Friday, September 12, 2014

Always Remember: Joe Dittmar's story

Joe Dittmar / Image from The Pilot
For many of us, 9/11 is an aberration in the historical road of world peace – one that sparked off a massive spurt of violence in many parts of the world. 

For Joe Dittmar, 9/11 is a personal story: a reality that he saw unfolding before him, a reality that he experienced up, close and personal. 

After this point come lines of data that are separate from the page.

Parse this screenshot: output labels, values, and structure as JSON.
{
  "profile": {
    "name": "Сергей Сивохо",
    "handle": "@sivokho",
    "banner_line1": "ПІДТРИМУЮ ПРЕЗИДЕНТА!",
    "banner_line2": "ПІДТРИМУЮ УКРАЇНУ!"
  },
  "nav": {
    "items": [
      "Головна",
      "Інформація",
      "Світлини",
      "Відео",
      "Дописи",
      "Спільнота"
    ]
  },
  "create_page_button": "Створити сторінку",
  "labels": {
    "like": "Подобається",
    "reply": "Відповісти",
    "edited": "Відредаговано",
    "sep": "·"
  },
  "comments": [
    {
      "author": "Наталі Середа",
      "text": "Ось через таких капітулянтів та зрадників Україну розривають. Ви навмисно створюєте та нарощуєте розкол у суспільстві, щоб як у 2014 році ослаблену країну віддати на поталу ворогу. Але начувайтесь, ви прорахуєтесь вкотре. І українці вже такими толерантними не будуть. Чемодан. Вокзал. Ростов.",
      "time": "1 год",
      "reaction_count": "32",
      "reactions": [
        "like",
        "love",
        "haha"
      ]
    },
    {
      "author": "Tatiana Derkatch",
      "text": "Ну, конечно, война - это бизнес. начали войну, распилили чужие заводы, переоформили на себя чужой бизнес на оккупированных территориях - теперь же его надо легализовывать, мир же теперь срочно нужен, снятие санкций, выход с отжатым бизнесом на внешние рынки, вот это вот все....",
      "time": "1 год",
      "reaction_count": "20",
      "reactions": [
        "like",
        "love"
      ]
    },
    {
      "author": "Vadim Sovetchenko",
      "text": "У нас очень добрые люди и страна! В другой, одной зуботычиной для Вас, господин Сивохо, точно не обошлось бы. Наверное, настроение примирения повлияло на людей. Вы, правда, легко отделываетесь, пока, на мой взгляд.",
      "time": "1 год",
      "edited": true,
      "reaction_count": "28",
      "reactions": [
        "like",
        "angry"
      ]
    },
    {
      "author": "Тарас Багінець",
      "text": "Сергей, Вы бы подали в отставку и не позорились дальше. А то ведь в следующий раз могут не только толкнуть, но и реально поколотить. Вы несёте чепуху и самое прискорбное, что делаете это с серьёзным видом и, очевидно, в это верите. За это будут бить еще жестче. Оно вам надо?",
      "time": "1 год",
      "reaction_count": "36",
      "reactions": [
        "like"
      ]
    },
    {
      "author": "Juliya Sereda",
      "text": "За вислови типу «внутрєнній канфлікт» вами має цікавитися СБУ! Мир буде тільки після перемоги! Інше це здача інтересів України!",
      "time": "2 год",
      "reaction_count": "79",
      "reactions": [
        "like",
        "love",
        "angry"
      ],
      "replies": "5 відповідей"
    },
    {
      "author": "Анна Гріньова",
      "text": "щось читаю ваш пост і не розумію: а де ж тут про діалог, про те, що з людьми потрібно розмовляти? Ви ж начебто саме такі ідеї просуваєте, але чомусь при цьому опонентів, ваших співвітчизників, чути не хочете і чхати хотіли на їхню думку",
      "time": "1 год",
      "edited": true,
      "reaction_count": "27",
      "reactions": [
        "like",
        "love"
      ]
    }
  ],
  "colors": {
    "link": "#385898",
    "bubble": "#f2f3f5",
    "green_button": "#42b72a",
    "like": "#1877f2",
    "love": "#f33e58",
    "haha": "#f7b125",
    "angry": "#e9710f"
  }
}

At 8:48 AM on September 11, 2001, there was a slight flicker of lights in the conference room on the 105th floor of the World Trade Centre. In moments, the American Airlines Flight 11 ripped into the North Tower, just 120 feet away from it. The massive explosion it caused remained unheard inside the conference room – when just a few moments later, Joe Dittmar and his 53 colleagues were asked to leave the conference room with immediate effect because of an explosion in the other tower. 
Resisting being forced to abandon their conference, Joe was among the last to leave the room as he spent time shutting down his laptop and collecting his papers. His colleagues and he had barely any idea how bad the scene outside was. They began making their way downstairs, a journey where out of 54, only 6 would make it alive. While leaving the building, his colleague told him that this was nothing compared to the 1993 bombing – back then, there were no lights in the stairways. By the time they came down to the 90th floor, all of this changed. 

Through the open fire door in the stairway, Joe looked through a window that faced the North Tower – staring right into the gaping hole that was left. People fell from the tower, there was fire – and the entire scene was simply too much to take. Joe found himself overwhelmed – all he wanted to do was to go home, back to his family in Chicago, or his parents in Philadelphia. He braved on, nevertheless, reaching the 78th floor where hundreds of others were waiting to get on the express elevators to the lobby. He paused briefly, refusing to stay back with other colleagues that remained there. When Joe reached the 74th floor, the second hijacked flight – Flight 175 that travelled at 600 miles per hour, blasted through floor 77 until floor 85, just three floors above where Jooe was. Everyone on floor 78 died instantly – the 2000 degree fireball burned them to death. Joe recalls the scene on his floor. The staircase he was on shook, as handrails broke from the walls. Heat waves blasted over everyone, as the smell of jet fuel lingered while the building rocked back and forth. There was a stunned silence in the air – as everyone was numbed by what was happening before them. 

And yet, Joe recalls, frightening as the atmosphere was, it was also the environment where the spirit of humanity shone through and thrived. Everyone helped everyone else, selflessly coaching the others around them to make it out of the building alive by banking on their own reserves of strength.
When Joe made it to the 35th floor, he went through a very emotional episode. Police officers and fire-fighters passed them all on the staircase. They were heroes who put the lives of the civilians before their own. One look at their eyes, Joe recalls, they knew that they were going to fight a fire that they could not stop, that they were attempting to save lives that they couldn’t save, and that they were never coming back alive. At the 18th floor, Joe heard a voice on a megaphone singing “God Bless America”. Every now and then, the voice would pause, and then encouraging everyone to keep moving and telling them that they would make it. The singer was a security guard – Joe has no idea what became of him. 

When Joe got to the lobby, he was prevented from leaving the building because of the number of falling bodies. He navigated through the underground concourse, eventually making out through an exit. He passed a Starbucks outlet on the way – taking in the strange scene where people were still lining up for their coffee needs even as thousands of people scrambled out of the complex. When he walked about half a mile away, the South Tower began to collapse – the sound of concrete and steel crashing, mingled with blood curdling screams from New Yorkers remained in Joe’s ears long after.
Today, Joe carries this story with him as an intricate part of his own life narrative. The founder of the “Always Remember Initiative”, Joe keeps the voices, spirits and memories of the 3000-odd victims of September 11, 2001. Watch this space for an interview with the inspiring soul.